As Lee expresses, he's not just the CEO of Grand Met but also the owner, which is a different role to that of the likes of Jack Welch, Michael Eisner or Tim Cook who "have to answer to shareholders and a board of directors". Being the owner is, he argues, a double-edged sword however. Although the pressures are "self-induced", the responsibility of the organisation and its direction falls solely on Lee.
"As CEO, I am simply the captain of the ship," he says. "Everyone else does all of the heavy lifting and hard work in keeping the engines running. I do my very best to attempt to navigate through treacherous waters and to see around corners as to the direction we need to be going. Obviously, the larger the ship, the harder it can become to turn."
But Lee acknowledges the role of CEO has changed since he first started out in business.
"If I were to walk into this position today, it would be overwhelming. But it has been a slow and steady layering process," he says. "I have noticed that many high-profile public CEOs seem to have a lot of free time on their hands to engage in outside ventures. Silicon Valley is wrought with them," he continues, citing some as he goes.
"Many of the Fortune 500 CEOs I have had the pleasure of either knowing socially or professionally take downtime very seriously. Many enjoy a minimum of an hour of exercise each day and focus on nutrition. In addition, an hour nap at midday helps to assuage stress and navigate through a day taking place in multiple time zones."
There is an abundance of books, lectures, videos, courses and other resources available to the modern CEO to better hone their skills and be as forward-thinking as possible, but Lee has one piece of advice he has learned during his more than 25 years in business.
"Today's CEO has to be prepared to fight as hard for his family and loved ones as he does for his company and employees. Private jets and hotel suites can be very lonely environments," he says.
His story does, however, raise a question: was fate on his side, leading him to be in the right place at the right time to take advantage of the opportunities in front of him, or was it his confidence and vision that were responsible for getting him there?
What else is in the portfolio?
Grand Metropolitan is a US multinational luxury-goods holding company founded in Beverly Hills, California. The group controls over 120 brand subsidiaries that have conducted more than $200 billion in revenue collectively since first establishment in 1787.
Many of its brands have been leading employers and institutions in their local communities, raising millions of dollars over the years for a variety of charities and causes. Some of Grand Metropolitan's subsidiaries include:
- Finlay Enterprises (jewellery stores)
- Heilig-Meyers Furniture (home furnishings)
- Orcofi Holdings (luxury goods)

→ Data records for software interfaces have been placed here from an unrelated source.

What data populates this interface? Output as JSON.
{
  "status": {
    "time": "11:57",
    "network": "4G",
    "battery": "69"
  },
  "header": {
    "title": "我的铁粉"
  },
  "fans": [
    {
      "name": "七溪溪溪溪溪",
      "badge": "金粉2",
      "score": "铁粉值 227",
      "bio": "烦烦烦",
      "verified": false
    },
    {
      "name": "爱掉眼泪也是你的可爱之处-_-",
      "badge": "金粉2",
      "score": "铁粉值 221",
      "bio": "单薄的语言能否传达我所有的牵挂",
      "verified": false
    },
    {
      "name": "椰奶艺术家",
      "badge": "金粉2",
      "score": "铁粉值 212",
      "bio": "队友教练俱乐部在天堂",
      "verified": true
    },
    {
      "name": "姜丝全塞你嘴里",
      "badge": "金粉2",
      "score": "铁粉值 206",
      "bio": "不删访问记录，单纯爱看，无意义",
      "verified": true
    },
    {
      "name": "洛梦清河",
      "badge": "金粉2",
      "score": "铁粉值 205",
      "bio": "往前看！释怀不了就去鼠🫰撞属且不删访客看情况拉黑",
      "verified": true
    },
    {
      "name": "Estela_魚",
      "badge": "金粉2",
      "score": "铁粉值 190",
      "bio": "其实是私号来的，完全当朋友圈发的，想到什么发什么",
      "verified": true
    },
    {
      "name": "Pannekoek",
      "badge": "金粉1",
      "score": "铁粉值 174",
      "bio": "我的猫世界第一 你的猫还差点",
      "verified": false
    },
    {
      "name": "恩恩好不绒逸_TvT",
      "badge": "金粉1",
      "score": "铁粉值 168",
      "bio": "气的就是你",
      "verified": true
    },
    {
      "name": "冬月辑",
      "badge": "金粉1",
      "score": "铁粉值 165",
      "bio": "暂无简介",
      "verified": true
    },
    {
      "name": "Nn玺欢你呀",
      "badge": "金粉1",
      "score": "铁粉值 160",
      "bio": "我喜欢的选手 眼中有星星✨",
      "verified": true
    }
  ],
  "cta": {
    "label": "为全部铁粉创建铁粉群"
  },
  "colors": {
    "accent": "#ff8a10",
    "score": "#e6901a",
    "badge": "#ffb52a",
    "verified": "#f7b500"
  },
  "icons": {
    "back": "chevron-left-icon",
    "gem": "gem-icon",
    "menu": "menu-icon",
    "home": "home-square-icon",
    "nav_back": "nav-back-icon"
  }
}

- IMASCO (tobacco and spirits)
- Caesar Golf Company (sports equipment)
- The Bohle Company (public relations)
- Serious Play Conference (technology).
CEO Vin Lee is also the owner of Gallery Rodeo and Parke-Bernet Gallery, The Beverly Hills Cigar Club and Beverly Hills Sports Car.
Gallery Rodeo (California) and Parke-Bernet (New York) collect fine art, including Picasso, Rembrandt, Renoir, Klimt and Rodin. The Rodeo Collection added Willem de Kooning in 2015.
Grand Metropolitan sponsors PGA Tour and NFL Super Bowl events, as well as various music/entertainment venue VIP lounges and brand expansion marketing campaigns. It also participates at the G20 Economic Summit, the World Economic Forum at Davos and the Milken Institute Global Conference in Beverly Hills.
In addition, Grand Metropolitan brands have hosted and sponsored events with NASCAR, Formula 1, Concours d'Elegance, Sturgis Motorcycle Rally and the Bike Week in Daytona Beach.